For the last five months, I have been a participant on Young Judaea Year Course’s gap year program in Israel with more than 200 of my peers from around the world. Together we are a conglomerate of ebullient and idealistic youth traversing the sometimes rough, usually tranquil waters of our time in Israel, sharing laughs, memories, and experiences along the way. Next year, while I am at college living in a sheltered and cozy bubble, many of my peers will be subjected to a much harsher reality. They will be drafted to the Israeli army, handed M16’s, made to grow up quickly, and be demanded to fight for their lives, the lives of their loved ones, and for the precarious existence of the Holy Land.
About a year ago, in a time of uncertainty, I was not sure I was ready to go to college or even take a gap year. I visited a U.S. army recruitment center, spending four hours asking every question I could, learning about the many benefits I could receive by serving my country. The novelty soon wore off, mostly for a reason that my Israeli peers could not understand: as an American, there is no real necessity for me to join the military. With 7,700 nuclear warheads, we have the second largest stockpile in the world. Defense is funded by $664.84 billion dollars of the federal budget. We are a permanent member of the United Nations Security Council and have almost 1.5 million personnel on active duty. It is fair to say no one will be messing with us anytime soon. Israel does not enjoy such security. It is surrounded by many Arab nations hell-bent on its destruction. Every last recruit is needed. But who are these recruits? They are just like me. They are the same age. They have hopes and dreams just like me, brothers, sisters, mothers and fathers. They are my friends.
Knowing that some of my dear friends will be putting their lives on the line while I “sit and watch” brings about a strong sense of guilt.

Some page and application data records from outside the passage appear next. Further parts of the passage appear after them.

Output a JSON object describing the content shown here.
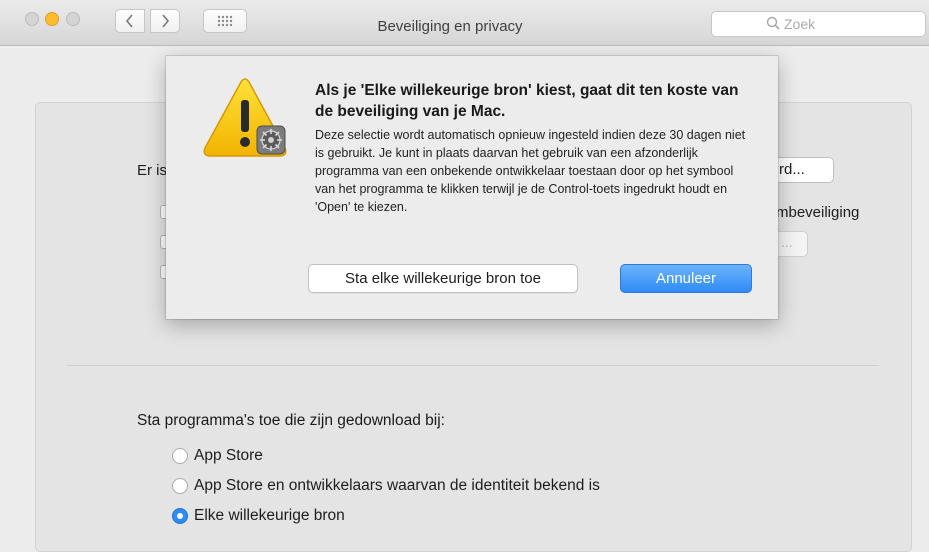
{
  "window": {
    "title": "Beveiliging en privacy",
    "search_placeholder": "Zoek"
  },
  "background": {
    "partial_text_left": "Er is",
    "partial_button": "rd...",
    "partial_text_right": "mbeveiliging",
    "ghost_button": "..."
  },
  "allow": {
    "label": "Sta programma's toe die zijn gedownload bij:",
    "options": [
      {
        "label": "App Store",
        "selected": false
      },
      {
        "label": "App Store en ontwikkelaars waarvan de identiteit bekend is",
        "selected": false
      },
      {
        "label": "Elke willekeurige bron",
        "selected": true
      }
    ]
  },
  "dialog": {
    "title": "Als je 'Elke willekeurige bron' kiest, gaat dit ten koste van de beveiliging van je Mac.",
    "body": "Deze selectie wordt automatisch opnieuw ingesteld indien deze 30 dagen niet is gebruikt. Je kunt in plaats daarvan het gebruik van een afzonderlijk programma van een onbekende ontwikkelaar toestaan door op het symbool van het programma te klikken terwijl je de Control-toets ingedrukt houdt en 'Open' te kiezen.",
    "allow_button": "Sta elke willekeurige bron toe",
    "cancel_button": "Annuleer",
    "icon": "warning-icon"
  },
  "colors": {
    "accent": "#2f8bf5",
    "warning": "#f5c400",
    "minimize": "#fdbc2e"
  }
}
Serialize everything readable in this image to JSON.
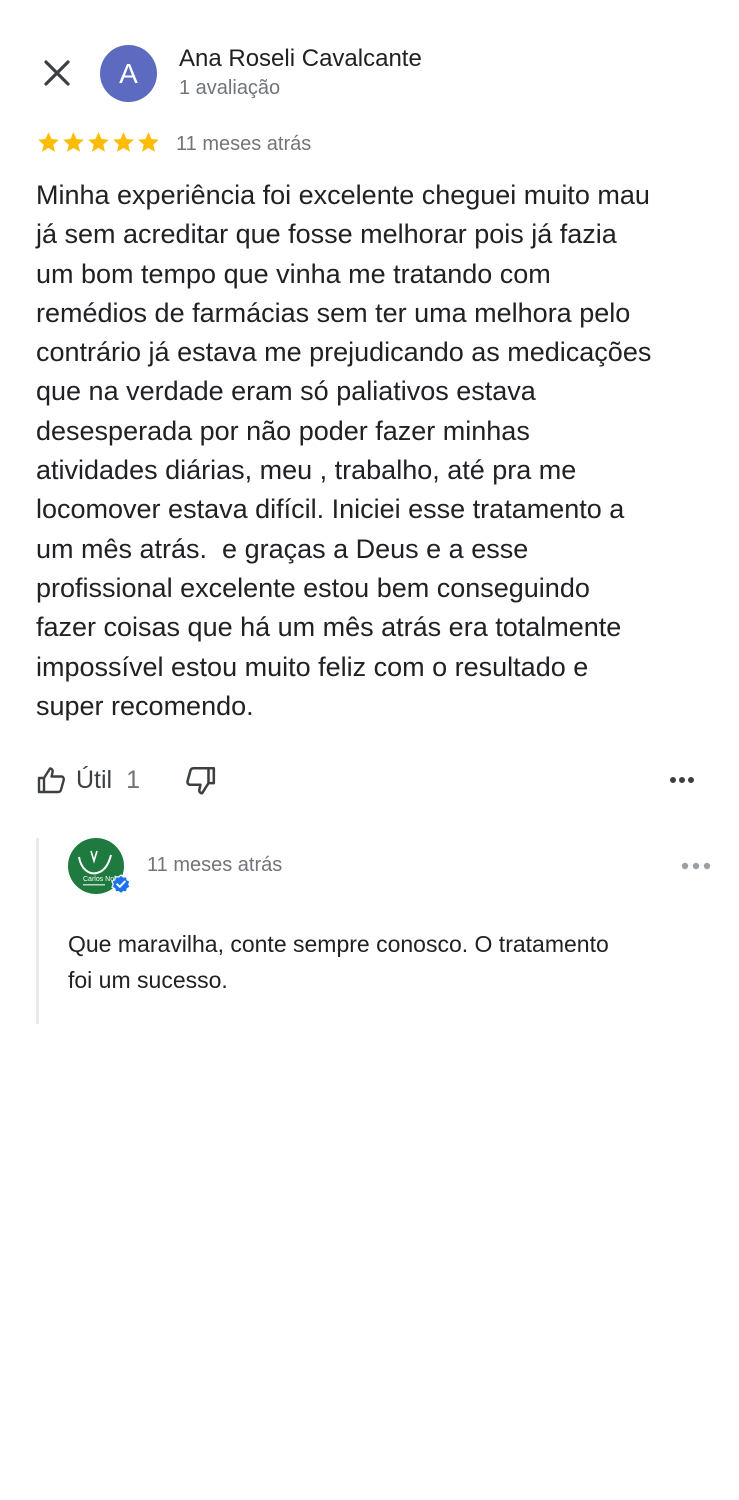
{
  "header": {
    "close_icon": "close-icon",
    "author": {
      "avatar_letter": "A",
      "avatar_color": "#5c6bc0",
      "name": "Ana Roseli Cavalcante",
      "review_count": "1 avaliação"
    }
  },
  "review": {
    "rating": 5,
    "max_rating": 5,
    "star_color": "#fbbc04",
    "time": "11 meses atrás",
    "text": "Minha experiência foi excelente cheguei muito mau\njá sem acreditar que fosse melhorar pois já fazia\num bom tempo que vinha me tratando com\nremédios de farmácias sem ter uma melhora pelo\ncontrário já estava me prejudicando as medicações\nque na verdade eram só paliativos estava\ndesesperada por não poder fazer minhas\natividades diárias, meu , trabalho, até pra me\nlocomover estava difícil. Iniciei esse tratamento a\num mês atrás.  e graças a Deus e a esse\nprofissional excelente estou bem conseguindo\nfazer coisas que há um mês atrás era totalmente\nimpossível estou muito feliz com o resultado e\nsuper recomendo."
  },
  "actions": {
    "helpful_icon": "thumbs-up-icon",
    "helpful_label": "Útil",
    "helpful_count": "1",
    "not_helpful_icon": "thumbs-down-icon",
    "more_icon": "more-horizontal-icon"
  },
  "owner_reply": {
    "logo_text": "Carlos Nob",
    "verified_icon": "verified-badge-icon",
    "brand_color": "#1e7a3e",
    "time": "11 meses atrás",
    "text": "Que maravilha, conte sempre conosco. O tratamento\nfoi um sucesso.",
    "more_icon": "more-horizontal-icon"
  }
}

My future is uncertain and I spend much time anxiously brooding about whether I have what it takes to succeed in life, but no matter which way I slice it, it is not nearly as harrowing as what lies ahead for the average Israeli youth. I may someday be a failed writer, but no version of my future involves my being tasked with the protection of my people and possibly even sacrificing my life for their sake.

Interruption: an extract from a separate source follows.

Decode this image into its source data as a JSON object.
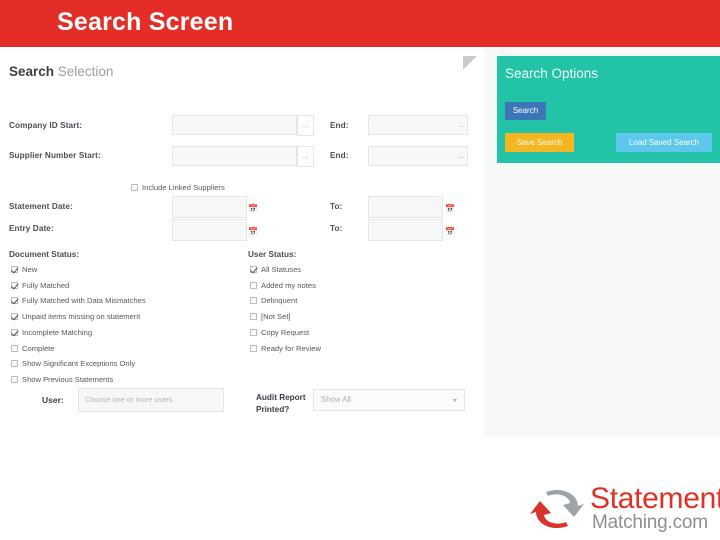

So to all the youth getting ready to join the ranks, growing up faster than you should have to and seeing the world as it really is, in all of its rancor, filth, and wretchedness, staring death in its frosty eyes and not flinching: thank you for your service, thank you for fighting for Israel, thank you for being more of a man than I, and thank you for protecting all of us.